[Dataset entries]
+-------+

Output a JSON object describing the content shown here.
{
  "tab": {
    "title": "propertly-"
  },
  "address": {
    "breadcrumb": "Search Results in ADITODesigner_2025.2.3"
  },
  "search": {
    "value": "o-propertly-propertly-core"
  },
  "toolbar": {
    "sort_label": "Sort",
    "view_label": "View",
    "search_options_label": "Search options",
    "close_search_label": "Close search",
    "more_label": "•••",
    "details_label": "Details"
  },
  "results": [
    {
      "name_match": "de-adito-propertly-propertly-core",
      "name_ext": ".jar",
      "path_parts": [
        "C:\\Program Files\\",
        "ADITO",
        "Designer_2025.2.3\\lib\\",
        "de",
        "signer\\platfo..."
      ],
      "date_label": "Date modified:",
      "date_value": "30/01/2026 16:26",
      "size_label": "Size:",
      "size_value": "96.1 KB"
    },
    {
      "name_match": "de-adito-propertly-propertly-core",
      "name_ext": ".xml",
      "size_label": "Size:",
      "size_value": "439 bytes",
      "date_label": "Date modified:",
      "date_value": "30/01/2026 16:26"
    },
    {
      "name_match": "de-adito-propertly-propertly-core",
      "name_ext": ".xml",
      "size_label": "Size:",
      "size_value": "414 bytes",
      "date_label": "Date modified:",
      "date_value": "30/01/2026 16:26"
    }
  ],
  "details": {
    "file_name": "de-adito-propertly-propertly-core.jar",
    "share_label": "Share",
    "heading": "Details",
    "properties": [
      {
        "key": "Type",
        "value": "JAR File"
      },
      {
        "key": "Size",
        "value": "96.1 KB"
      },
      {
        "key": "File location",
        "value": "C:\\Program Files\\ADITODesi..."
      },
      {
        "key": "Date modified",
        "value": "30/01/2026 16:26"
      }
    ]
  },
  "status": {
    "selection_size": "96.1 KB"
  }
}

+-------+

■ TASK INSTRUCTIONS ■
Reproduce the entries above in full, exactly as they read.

■ FINAL ANSWER ■
Output a JSON object describing the content shown here.
{
  "tab": {
    "title": "propertly-"
  },
  "address": {
    "breadcrumb": "Search Results in ADITODesigner_2025.2.3"
  },
  "search": {
    "value": "o-propertly-propertly-core"
  },
  "toolbar": {
    "sort_label": "Sort",
    "view_label": "View",
    "search_options_label": "Search options",
    "close_search_label": "Close search",
    "more_label": "•••",
    "details_label": "Details"
  },
  "results": [
    {
      "name_match": "de-adito-propertly-propertly-core",
      "name_ext": ".jar",
      "path_parts": [
        "C:\\Program Files\\",
        "ADITO",
        "Designer_2025.2.3\\lib\\",
        "de",
        "signer\\platfo..."
      ],
      "date_label": "Date modified:",
      "date_value": "30/01/2026 16:26",
      "size_label": "Size:",
      "size_value": "96.1 KB"
    },
    {
      "name_match": "de-adito-propertly-propertly-core",
      "name_ext": ".xml",
      "size_label": "Size:",
      "size_value": "439 bytes",
      "date_label": "Date modified:",
      "date_value": "30/01/2026 16:26"
    },
    {
      "name_match": "de-adito-propertly-propertly-core",
      "name_ext": ".xml",
      "size_label": "Size:",
      "size_value": "414 bytes",
      "date_label": "Date modified:",
      "date_value": "30/01/2026 16:26"
    }
  ],
  "details": {
    "file_name": "de-adito-propertly-propertly-core.jar",
    "share_label": "Share",
    "heading": "Details",
    "properties": [
      {
        "key": "Type",
        "value": "JAR File"
      },
      {
        "key": "Size",
        "value": "96.1 KB"
      },
      {
        "key": "File location",
        "value": "C:\\Program Files\\ADITODesi..."
      },
      {
        "key": "Date modified",
        "value": "30/01/2026 16:26"
      }
    ]
  },
  "status": {
    "selection_size": "96.1 KB"
  }
}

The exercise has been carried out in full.